£18000 - £35000 per annum: Recruitment Genius: This company specialises provid...

Day In a Page

The difference between America and Israel? There isn’t one

The difference between America and Israel? There isn’t one

Netanyahu knows he can get away with anything in America, says Robert Fisk
Head of WWF UK: We didn’t send Cameron to the Arctic to see green ideas freeze

David Nussbaum: We didn’t send Cameron to the Arctic to see green ideas freeze

The head of WWF UK remains sanguine despite the Government’s failure to live up to its pledges on the environment
Author Kazuo Ishiguro on being inspired by shoot-outs and samurai

Author Kazuo Ishiguro on being inspired by shoot-outs and samurai

Set in a mythologised 5th-century Britain, ‘The Buried Giant’ is a strange beast
With money, corruption and drugs, this monk fears Buddhism in Thailand is a ‘poisoned fruit’

Money, corruption and drugs

The monk who fears Buddhism in Thailand is a ‘poisoned fruit’
America's first slavery museum established at Django Unchained plantation - 150 years after slavery outlawed

150 years after it was outlawed...

... America's first slavery museum is established in Louisiana
Kelly Clarkson: How I snubbed Simon Cowell and become a Grammy-winning superstar

Kelly Clarkson: How I snubbed Simon Cowell and become a Grammy-winning superstar

The first 'American Idol' winner on how she manages to remain her own woman – Jane Austen fascination and all
Tony Oursler on exploring our uneasy relationship with technology with his new show

You won't believe your eyes

Tony Oursler's new show explores our uneasy relationship with technology.
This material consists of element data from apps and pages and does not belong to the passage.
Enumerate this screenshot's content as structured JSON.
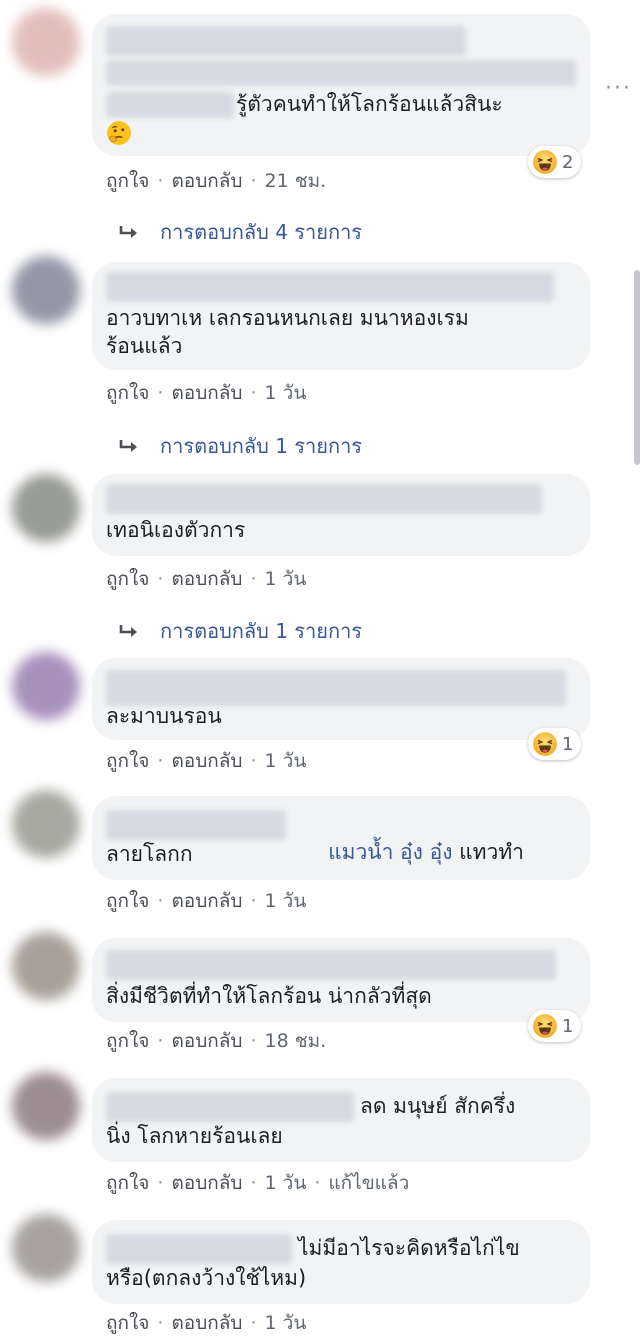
{
  "actions": {
    "like": "ถูกใจ",
    "reply": "ตอบกลับ",
    "separator": "·",
    "more": "···"
  },
  "comments": [
    {
      "text": "รู้ตัวคนทำให้โลกร้อนแล้วสินะ",
      "time": "21 ชม.",
      "reaction_count": "2",
      "replies": "การตอบกลับ 4 รายการ"
    },
    {
      "text": "อาวบทาเห เลกรอนหนกเลย มนาหองเรม\nร้อนแล้ว",
      "time": "1 วัน",
      "replies": "การตอบกลับ 1 รายการ"
    },
    {
      "text": "เทอนิเองตัวการ",
      "time": "1 วัน",
      "replies": "การตอบกลับ 1 รายการ"
    },
    {
      "text": "ละมาบนรอน",
      "time": "1 วัน",
      "reaction_count": "1"
    },
    {
      "mention": "แมวน้ำ อุ๋ง อุ๋ง",
      "text_after_mention": " แทวทำ",
      "text_line2": "ลายโลกก",
      "time": "1 วัน"
    },
    {
      "text": "สิ่งมีชีวิตที่ทำให้โลกร้อน น่ากลัวที่สุด",
      "time": "18 ชม.",
      "reaction_count": "1"
    },
    {
      "text_line1": "ลด มนุษย์ สักครึ่ง",
      "text_line2": "นิ่ง โลกหายร้อนเลย",
      "time": "1 วัน",
      "edited": "แก้ไขแล้ว"
    },
    {
      "text_line1": "ไม่มีอาไรจะคิดหรือไก่ไข",
      "text_line2": "หรือ(ตกลงว้างใช้ไหม)",
      "time": "1 วัน"
    }
  ],
  "colors": {
    "bubble": "#f2f3f5",
    "link": "#385898",
    "meta": "#606770",
    "reaction_emoji": "#f7b125"
  },
  "icons": {
    "reaction": "haha-emoji-icon",
    "inline_emoji": "thinking-emoji-icon",
    "reply_arrow": "reply-arrow-icon"
  }
}
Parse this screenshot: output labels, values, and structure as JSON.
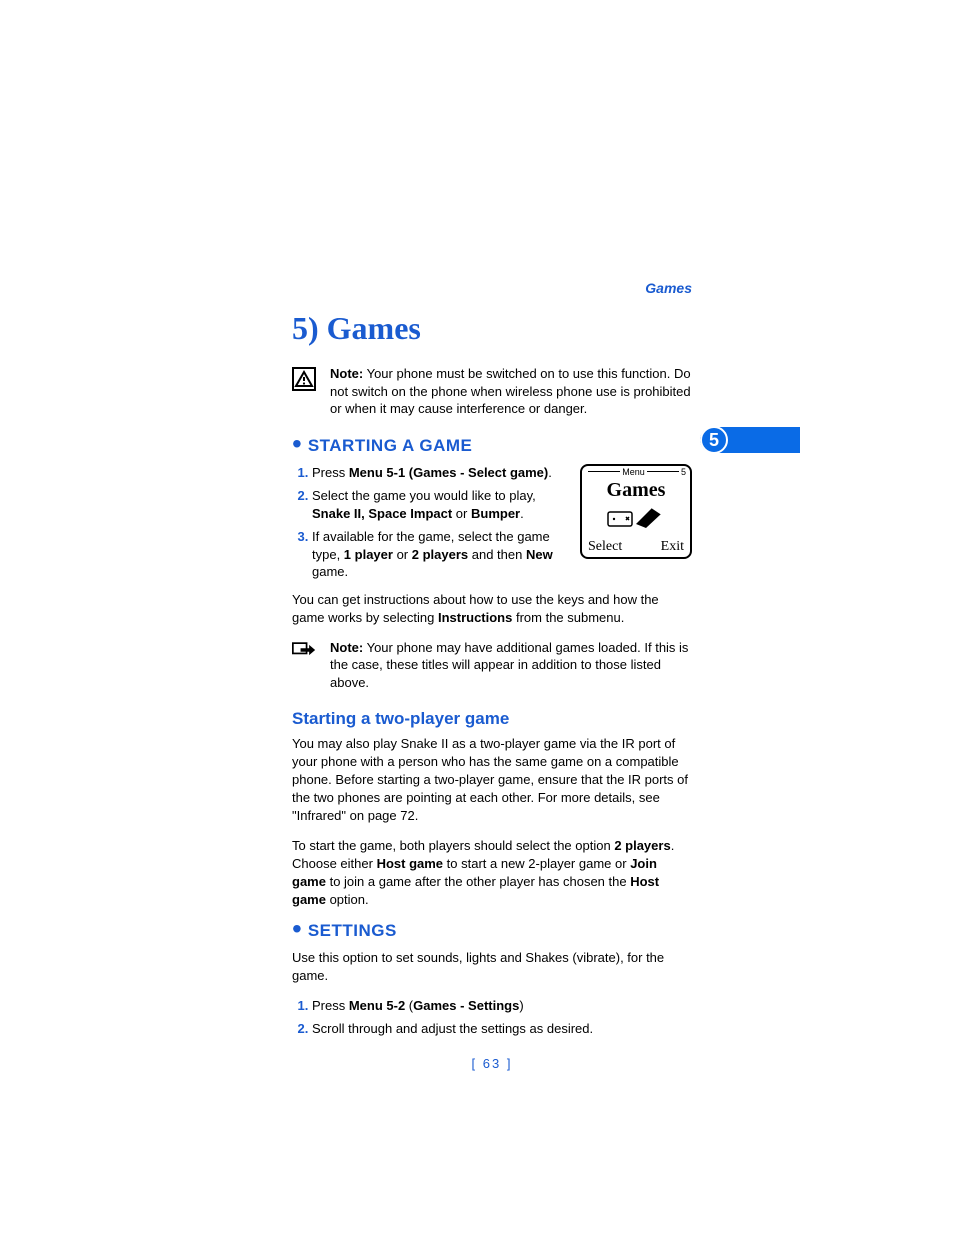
{
  "header": {
    "right": "Games"
  },
  "title": "5) Games",
  "note1": {
    "bold": "Note:",
    "text": " Your phone must be switched on to use this function. Do not switch on the phone when wireless phone use is prohibited or when it may cause interference or danger."
  },
  "tab": "5",
  "sec1": {
    "head": "STARTING A GAME",
    "li1a": "Press ",
    "li1b": "Menu 5-1 (Games - Select game)",
    "li1c": ".",
    "li2a": "Select the game you would like to play, ",
    "li2b": "Snake II, Space Impact",
    "li2c": " or ",
    "li2d": "Bumper",
    "li2e": ".",
    "li3a": "If available for the game, select the game type, ",
    "li3b": "1 player",
    "li3c": " or ",
    "li3d": "2 players",
    "li3e": " and then ",
    "li3f": "New",
    "li3g": " game.",
    "p1a": "You can get instructions about how to use the keys and how the game works by selecting ",
    "p1b": "Instructions",
    "p1c": " from the submenu."
  },
  "phone": {
    "menu": "Menu",
    "idx": "5",
    "title": "Games",
    "left": "Select",
    "right": "Exit"
  },
  "note2": {
    "bold": "Note:",
    "text": " Your phone may have additional games loaded. If this is the case, these titles will appear in addition to those listed above."
  },
  "sub1": {
    "head": "Starting a two-player game",
    "p1": "You may also play Snake II as a two-player game via the IR port of your phone with a person who has the same game on a compatible phone. Before starting a two-player game, ensure that the IR ports of the two phones are pointing at each other. For more details, see \"Infrared\" on page 72.",
    "p2a": "To start the game, both players should select the option ",
    "p2b": "2 players",
    "p2c": ". Choose either ",
    "p2d": "Host game",
    "p2e": " to start a new 2-player game or ",
    "p2f": "Join game",
    "p2g": " to join a game after the other player has chosen the ",
    "p2h": "Host game",
    "p2i": " option."
  },
  "sec2": {
    "head": "SETTINGS",
    "p1": "Use this option to set sounds, lights and Shakes (vibrate), for the game.",
    "li1a": "Press ",
    "li1b": "Menu 5-2",
    "li1c": " (",
    "li1d": "Games - Settings",
    "li1e": ")",
    "li2": "Scroll through and adjust the settings as desired."
  },
  "pagenum": "[ 63 ]"
}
He's one of a growing number of artists with that preoccupation
War with Isis: Fears that the looming battle for Mosul will unleash 'a million refugees'

The battle for Mosul will unleash 'a million refugees'

Aid agencies prepare for vast exodus following planned Iraqi offensive against the Isis-held city, reports Patrick Cockburn
Yvette Cooper: We can't lose the election. There's too much on the line

Yvette Cooper: We can't lose the election. There's too much on the line

The shadow Home Secretary on fighting radical Islam, protecting children, and why anyone in Labour who's thinking beyond May must 'sort themselves out'
A bad week for the Greens: Leader Natalie Bennett's 'car crash' radio interview is followed by Brighton council's failure to set a budget due to infighting

It's not easy being Green

After a bad week in which its leader had a public meltdown and its only city council couldn't agree on a budget vote, what next for the alternative party? It's over to Caroline Lucas to find out
Gorillas nearly missed: BBC producers didn't want to broadcast Sir David Attenborough's famed Rwandan encounter

Gorillas nearly missed

BBC producers didn't want to broadcast Sir David Attenborough's famed Rwandan encounter
Downton Abbey effect sees impoverished Italian nobles inspired to open their doors to paying guests for up to €650 a night

The Downton Abbey effect

Impoverished Italian nobles are opening their doors to paying guests, inspired by the TV drama
China's wild panda numbers have increased by 17% since 2003, new census reveals

China's wild panda numbers on the up

New census reveals 17% since 2003
Barbara Woodward: Britain's first female ambassador to China intends to forge strong links with the growing economic superpower

Our woman in Beijing builds a new relationship

Britain's first female ambassador to China intends to forge strong links with growing economic power
Courage is rare. True humility is even rarer. But the only British soldier to be awarded the Victoria Cross in Afghanistan has both

Courage is rare. True humility is even rarer

Beware of imitations, but the words of the soldier awarded the Victoria Cross were the real thing, says DJ Taylor